This page is a resource explaining general sociological concepts of sex and gender. In sociology, we make a distinction between sex and gender. Sex are the biological traits that societies use to assign people into the category of either male or female, whether it be through a focus on chromosomes, genitalia or some other physical ascription. When people talk about the differences between men and women they are often drawing on sex — on rigid ideas of biology — rather than gender, which is an understanding of how society shapes our understanding of those biological categories.
Sex versus Gender - Sociology - Oxford Bibliographies
How is gender different from sex? According to sociologists, sex is biological, while gender is socially constructed. Sociologists study how gender socialization occurs and have found that people often face strong social pressures to follow societal gender norms. However, as the rich diversity of gender identities and expressions makes clear, gender does not necessarily follow sex in the ways we are socialized to expect. Gender activities emerge from and bolster claims to membership in a sex category. They argue that people rely on a variety of resources, like mannerisms, behaviors, and consumer goods to perform gender.

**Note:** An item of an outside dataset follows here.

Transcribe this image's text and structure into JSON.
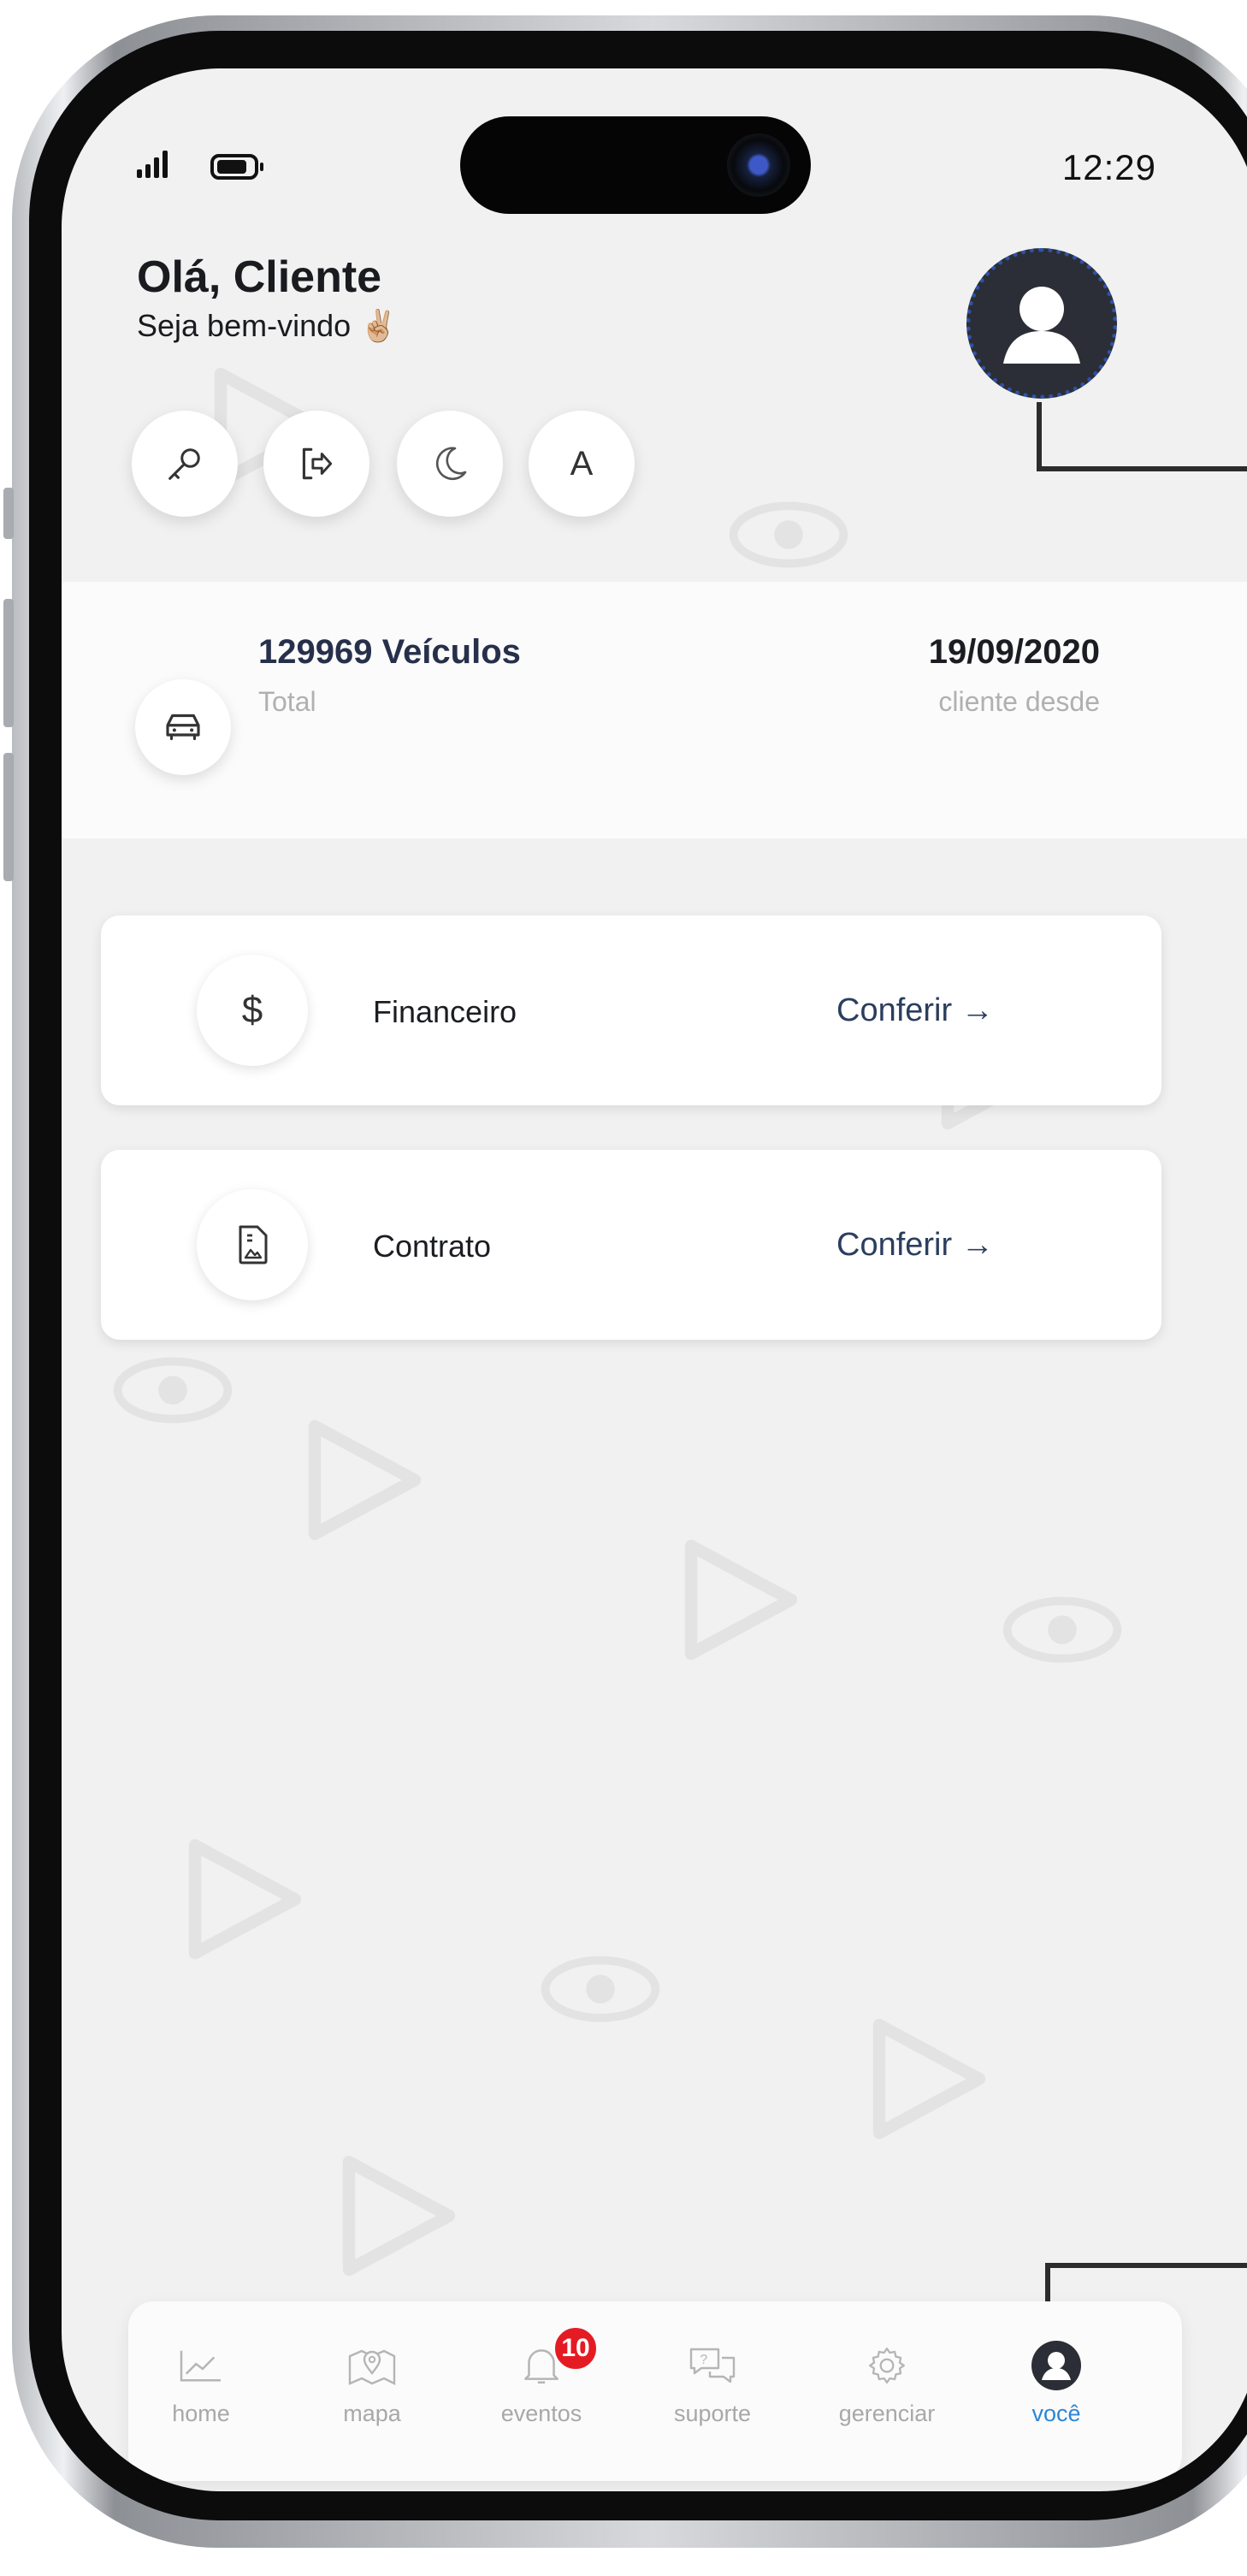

When Harry was born, his parents, Steve and Barb, were delighted to add another boy to their family. But as their baby boy began to grow and develop, they noticed that Harry began to express himself in a manner that they viewed as more feminine than masculine. He gravitated toward dolls and other toys that our culture typically associates with girls. He even began to draw himself as a girl, complete with a dress and high-heeled shoes.
Sex is defined as biologically and physiologically determined differences between men and women, such as chromosomes or genitalia. Gender is different to sex. It is a social construct, and something we have to learn and perform, rather than what we were born with. Gender is therefore how society constructs ideals of behaviour which are fundamentally different for men and women. It is important to look at gender because power and privilege is not equally distributed between the sexes: men often gain privilege at the expense of women, for instance, through the pay gap or earning the right to vote decades before their female counterparts.